EXERCISE: Return every line of the entries that includes the word "Adapter".

DATA SECTION:
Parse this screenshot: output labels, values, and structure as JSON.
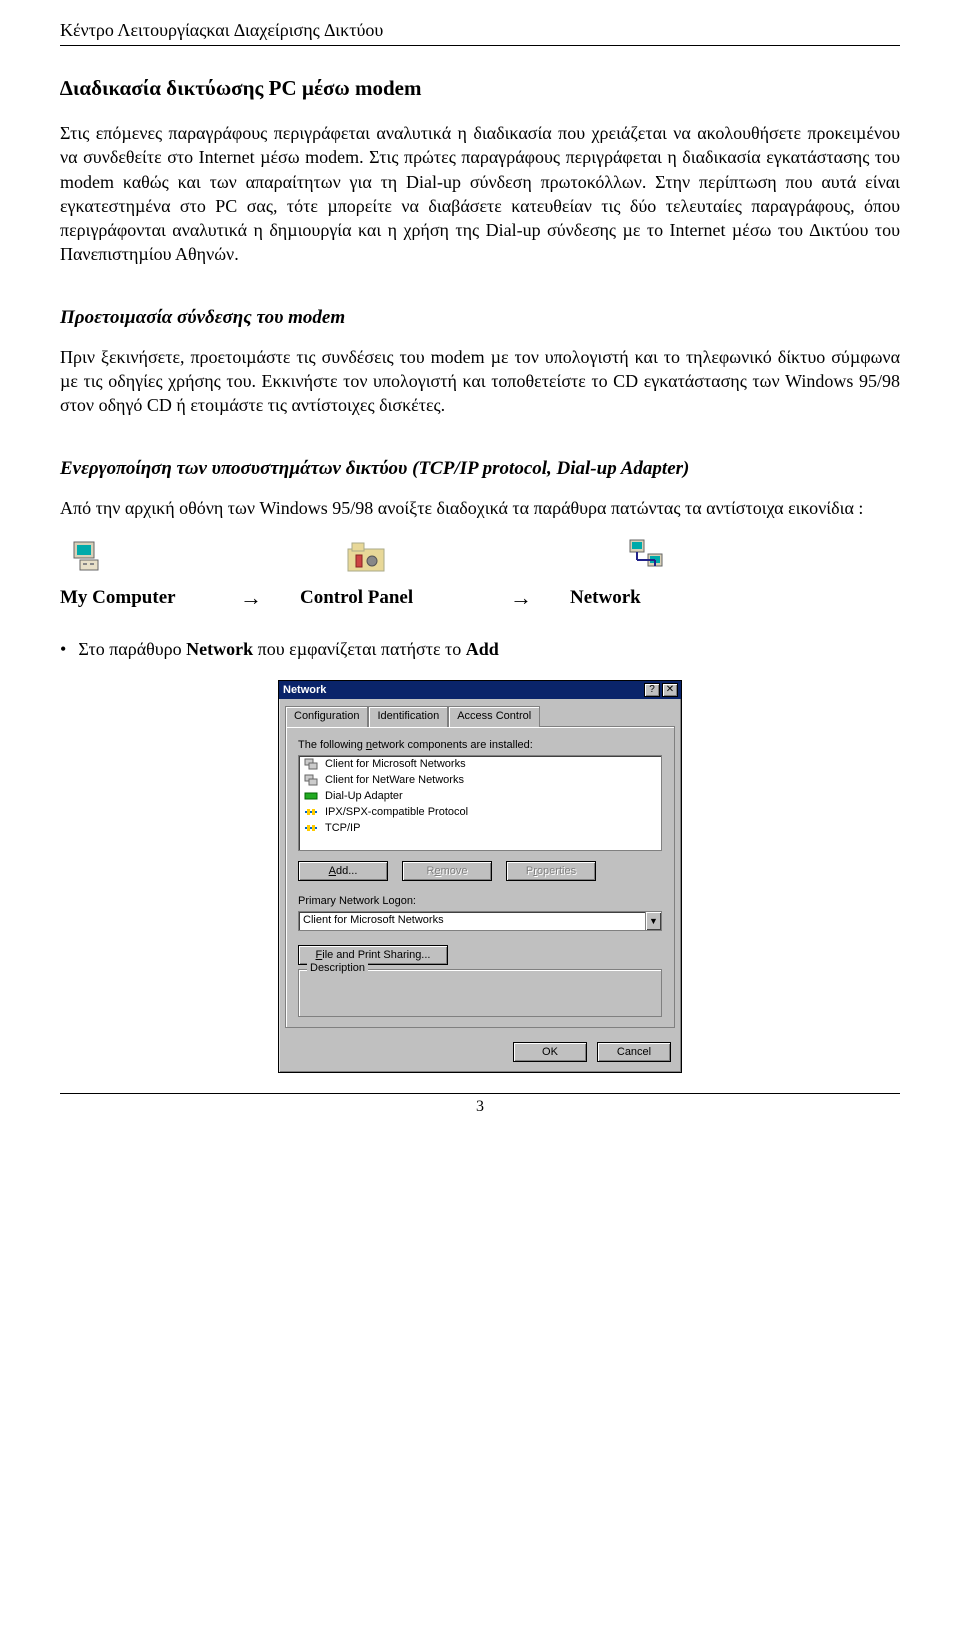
{
  "header": "Κέντρο Λειτουργίαςκαι ∆ιαχείρισης ∆ικτύου",
  "title": "∆ιαδικασία δικτύωσης PC µέσω modem",
  "intro": "Στις επόµενες παραγράφους περιγράφεται αναλυτικά η διαδικασία που χρειάζεται να ακολουθήσετε προκειµένου να συνδεθείτε στο Internet µέσω modem. Στις πρώτες παραγράφους περιγράφεται η διαδικασία εγκατάστασης του modem καθώς και των απαραίτητων για τη Dial-up σύνδεση πρωτοκόλλων. Στην περίπτωση που αυτά είναι εγκατεστηµένα στο PC σας, τότε µπορείτε να διαβάσετε κατευθείαν τις δύο τελευταίες παραγράφους, όπου περιγράφονται αναλυτικά η δηµιουργία και η χρήση της Dial-up σύνδεσης µε το Internet µέσω του ∆ικτύου του Πανεπιστηµίου Αθηνών.",
  "section1": {
    "heading": "Προετοιµασία σύνδεσης του modem",
    "text": "Πριν ξεκινήσετε, προετοιµάστε τις συνδέσεις του modem µε τον υπολογιστή και το τηλεφωνικό δίκτυο σύµφωνα µε τις οδηγίες χρήσης του. Εκκινήστε τον υπολογιστή και τοποθετείστε το CD εγκατάστασης των Windows 95/98 στον οδηγό CD ή ετοιµάστε τις αντίστοιχες δισκέτες."
  },
  "section2": {
    "heading": "Ενεργοποίηση των υποσυστηµάτων δικτύου (TCP/IP protocol, Dial-up Adapter)",
    "text": "Από την αρχική οθόνη των Windows 95/98 ανοίξτε διαδοχικά τα παράθυρα πατώντας τα αντίστοιχα εικονίδια :",
    "icons": {
      "my_computer": "My Computer",
      "control_panel": "Control Panel",
      "network": "Network"
    },
    "arrow": "→",
    "bullet_pre": "Στο παράθυρο ",
    "bullet_bold1": "Network",
    "bullet_mid": "  που εµφανίζεται πατήστε το ",
    "bullet_bold2": "Add"
  },
  "dialog": {
    "title": "Network",
    "help_btn": "?",
    "close_btn": "✕",
    "tabs": [
      "Configuration",
      "Identification",
      "Access Control"
    ],
    "list_label_pre": "The following ",
    "list_label_u": "n",
    "list_label_post": "etwork components are installed:",
    "components": [
      "Client for Microsoft Networks",
      "Client for NetWare Networks",
      "Dial-Up Adapter",
      "IPX/SPX-compatible Protocol",
      "TCP/IP"
    ],
    "buttons": {
      "add": "Add...",
      "remove": "Remove",
      "properties": "Properties"
    },
    "logon_label": "Primary Network Logon:",
    "logon_value": "Client for Microsoft Networks",
    "file_print": "File and Print Sharing...",
    "description": "Description",
    "ok": "OK",
    "cancel": "Cancel"
  },
  "page_number": "3"
}
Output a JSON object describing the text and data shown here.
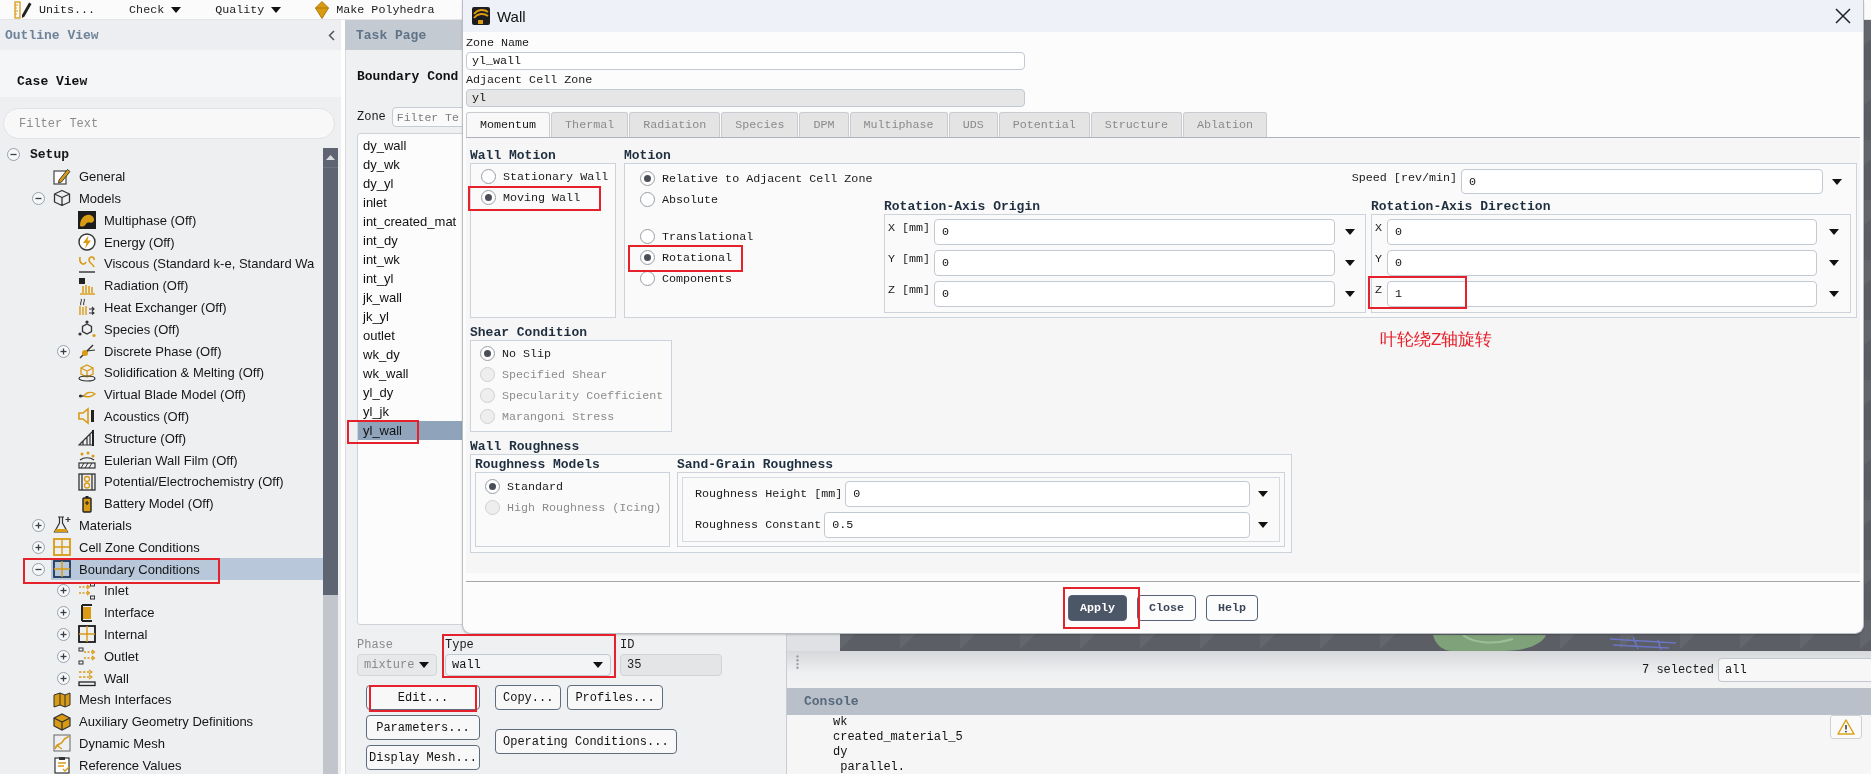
{
  "toolbar": {
    "items": [
      {
        "kind": "button",
        "label": "Units..."
      },
      {
        "kind": "menu",
        "label": "Check"
      },
      {
        "kind": "menu",
        "label": "Quality"
      },
      {
        "kind": "button",
        "label": "Make Polyhedra"
      }
    ]
  },
  "outline": {
    "title": "Outline View",
    "case_view": "Case View",
    "filter_placeholder": "Filter Text",
    "tree": [
      {
        "label": "Setup",
        "expanded": true,
        "selected": false,
        "marked": false,
        "children": [
          {
            "label": "General",
            "selected": false,
            "marked": false
          },
          {
            "label": "Models",
            "expanded": true,
            "selected": false,
            "marked": false,
            "children": [
              {
                "label": "Multiphase (Off)",
                "selected": false,
                "marked": false
              },
              {
                "label": "Energy (Off)",
                "selected": false,
                "marked": false
              },
              {
                "label": "Viscous (Standard k-e, Standard Wa",
                "selected": false,
                "marked": false
              },
              {
                "label": "Radiation (Off)",
                "selected": false,
                "marked": false
              },
              {
                "label": "Heat Exchanger (Off)",
                "selected": false,
                "marked": false
              },
              {
                "label": "Species (Off)",
                "selected": false,
                "marked": false
              },
              {
                "label": "Discrete Phase (Off)",
                "expanded": false,
                "selected": false,
                "marked": false
              },
              {
                "label": "Solidification & Melting (Off)",
                "selected": false,
                "marked": false
              },
              {
                "label": "Virtual Blade Model (Off)",
                "selected": false,
                "marked": false
              },
              {
                "label": "Acoustics (Off)",
                "selected": false,
                "marked": false
              },
              {
                "label": "Structure (Off)",
                "selected": false,
                "marked": false
              },
              {
                "label": "Eulerian Wall Film (Off)",
                "selected": false,
                "marked": false
              },
              {
                "label": "Potential/Electrochemistry (Off)",
                "selected": false,
                "marked": false
              },
              {
                "label": "Battery Model (Off)",
                "selected": false,
                "marked": false
              }
            ]
          },
          {
            "label": "Materials",
            "expanded": false,
            "selected": false,
            "marked": false
          },
          {
            "label": "Cell Zone Conditions",
            "expanded": false,
            "selected": false,
            "marked": false
          },
          {
            "label": "Boundary Conditions",
            "expanded": true,
            "selected": true,
            "marked": true,
            "children": [
              {
                "label": "Inlet",
                "expanded": false,
                "selected": false,
                "marked": false
              },
              {
                "label": "Interface",
                "expanded": false,
                "selected": false,
                "marked": false
              },
              {
                "label": "Internal",
                "expanded": false,
                "selected": false,
                "marked": false
              },
              {
                "label": "Outlet",
                "expanded": false,
                "selected": false,
                "marked": false
              },
              {
                "label": "Wall",
                "expanded": false,
                "selected": false,
                "marked": false
              }
            ]
          },
          {
            "label": "Mesh Interfaces",
            "selected": false,
            "marked": false
          },
          {
            "label": "Auxiliary Geometry Definitions",
            "selected": false,
            "marked": false
          },
          {
            "label": "Dynamic Mesh",
            "selected": false,
            "marked": false
          },
          {
            "label": "Reference Values",
            "selected": false,
            "marked": false
          }
        ]
      }
    ]
  },
  "task_page": {
    "title": "Task Page",
    "heading": "Boundary Cond",
    "zone_label": "Zone",
    "zone_filter_placeholder": "Filter Te",
    "zones": [
      {
        "name": "dy_wall",
        "selected": false,
        "marked": false
      },
      {
        "name": "dy_wk",
        "selected": false,
        "marked": false
      },
      {
        "name": "dy_yl",
        "selected": false,
        "marked": false
      },
      {
        "name": "inlet",
        "selected": false,
        "marked": false
      },
      {
        "name": "int_created_mat",
        "selected": false,
        "marked": false
      },
      {
        "name": "int_dy",
        "selected": false,
        "marked": false
      },
      {
        "name": "int_wk",
        "selected": false,
        "marked": false
      },
      {
        "name": "int_yl",
        "selected": false,
        "marked": false
      },
      {
        "name": "jk_wall",
        "selected": false,
        "marked": false
      },
      {
        "name": "jk_yl",
        "selected": false,
        "marked": false
      },
      {
        "name": "outlet",
        "selected": false,
        "marked": false
      },
      {
        "name": "wk_dy",
        "selected": false,
        "marked": false
      },
      {
        "name": "wk_wall",
        "selected": false,
        "marked": false
      },
      {
        "name": "yl_dy",
        "selected": false,
        "marked": false
      },
      {
        "name": "yl_jk",
        "selected": false,
        "marked": false
      },
      {
        "name": "yl_wall",
        "selected": true,
        "marked": true
      }
    ],
    "phase": {
      "label": "Phase",
      "value": "mixture",
      "disabled": true
    },
    "type": {
      "label": "Type",
      "value": "wall",
      "marked": true
    },
    "id": {
      "label": "ID",
      "value": "35"
    },
    "buttons_left": [
      {
        "label": "Edit...",
        "marked": true
      },
      {
        "label": "Parameters...",
        "marked": false
      },
      {
        "label": "Display Mesh...",
        "marked": false
      }
    ],
    "buttons_right": [
      {
        "label": "Copy...",
        "marked": false
      },
      {
        "label": "Profiles...",
        "marked": false
      },
      {
        "label": "Operating Conditions...",
        "marked": false
      }
    ]
  },
  "dialog": {
    "title": "Wall",
    "zone_name": {
      "label": "Zone Name",
      "value": "yl_wall"
    },
    "adjacent_cell_zone": {
      "label": "Adjacent Cell Zone",
      "value": "yl",
      "disabled": true
    },
    "tabs": [
      {
        "label": "Momentum",
        "selected": true
      },
      {
        "label": "Thermal",
        "selected": false
      },
      {
        "label": "Radiation",
        "selected": false
      },
      {
        "label": "Species",
        "selected": false
      },
      {
        "label": "DPM",
        "selected": false
      },
      {
        "label": "Multiphase",
        "selected": false
      },
      {
        "label": "UDS",
        "selected": false
      },
      {
        "label": "Potential",
        "selected": false
      },
      {
        "label": "Structure",
        "selected": false
      },
      {
        "label": "Ablation",
        "selected": false
      }
    ],
    "wall_motion": {
      "title": "Wall Motion",
      "options": [
        {
          "label": "Stationary Wall",
          "selected": false,
          "marked": false
        },
        {
          "label": "Moving Wall",
          "selected": true,
          "marked": true
        }
      ]
    },
    "motion": {
      "title": "Motion",
      "reference": [
        {
          "label": "Relative to Adjacent Cell Zone",
          "selected": true
        },
        {
          "label": "Absolute",
          "selected": false
        }
      ],
      "type": [
        {
          "label": "Translational",
          "selected": false,
          "marked": false
        },
        {
          "label": "Rotational",
          "selected": true,
          "marked": true
        },
        {
          "label": "Components",
          "selected": false,
          "marked": false
        }
      ],
      "speed": {
        "label": "Speed [rev/min]",
        "value": "0"
      },
      "axis_origin": {
        "title": "Rotation-Axis Origin",
        "fields": [
          {
            "label": "X [mm]",
            "value": "0"
          },
          {
            "label": "Y [mm]",
            "value": "0"
          },
          {
            "label": "Z [mm]",
            "value": "0"
          }
        ]
      },
      "axis_direction": {
        "title": "Rotation-Axis Direction",
        "fields": [
          {
            "label": "X",
            "value": "0",
            "marked": false
          },
          {
            "label": "Y",
            "value": "0",
            "marked": false
          },
          {
            "label": "Z",
            "value": "1",
            "marked": true
          }
        ]
      }
    },
    "annotation_note": "叶轮绕Z轴旋转",
    "shear_condition": {
      "title": "Shear Condition",
      "options": [
        {
          "label": "No Slip",
          "selected": true,
          "disabled": false
        },
        {
          "label": "Specified Shear",
          "selected": false,
          "disabled": true
        },
        {
          "label": "Specularity Coefficient",
          "selected": false,
          "disabled": true
        },
        {
          "label": "Marangoni Stress",
          "selected": false,
          "disabled": true
        }
      ]
    },
    "wall_roughness": {
      "title": "Wall Roughness",
      "models": {
        "title": "Roughness Models",
        "options": [
          {
            "label": "Standard",
            "selected": true,
            "disabled": false
          },
          {
            "label": "High Roughness (Icing)",
            "selected": false,
            "disabled": true
          }
        ]
      },
      "sand_grain": {
        "title": "Sand-Grain Roughness",
        "fields": [
          {
            "label": "Roughness Height [mm]",
            "value": "0"
          },
          {
            "label": "Roughness Constant",
            "value": "0.5"
          }
        ]
      }
    },
    "buttons": [
      {
        "label": "Apply",
        "kind": "primary",
        "marked": true
      },
      {
        "label": "Close",
        "kind": "default",
        "marked": false
      },
      {
        "label": "Help",
        "kind": "default",
        "marked": false
      }
    ]
  },
  "graphics": {
    "selection_count": "7 selected",
    "selection_filter": "all"
  },
  "console": {
    "title": "Console",
    "lines": [
      "wk",
      "created_material_5",
      "dy",
      " parallel."
    ]
  }
}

TASK RESPONSE:
    "heading": "Ενεργοποίηση των υποσυστηµάτων δικτύου (TCP/IP protocol, Dial-up Adapter)",
      "Dial-Up Adapter",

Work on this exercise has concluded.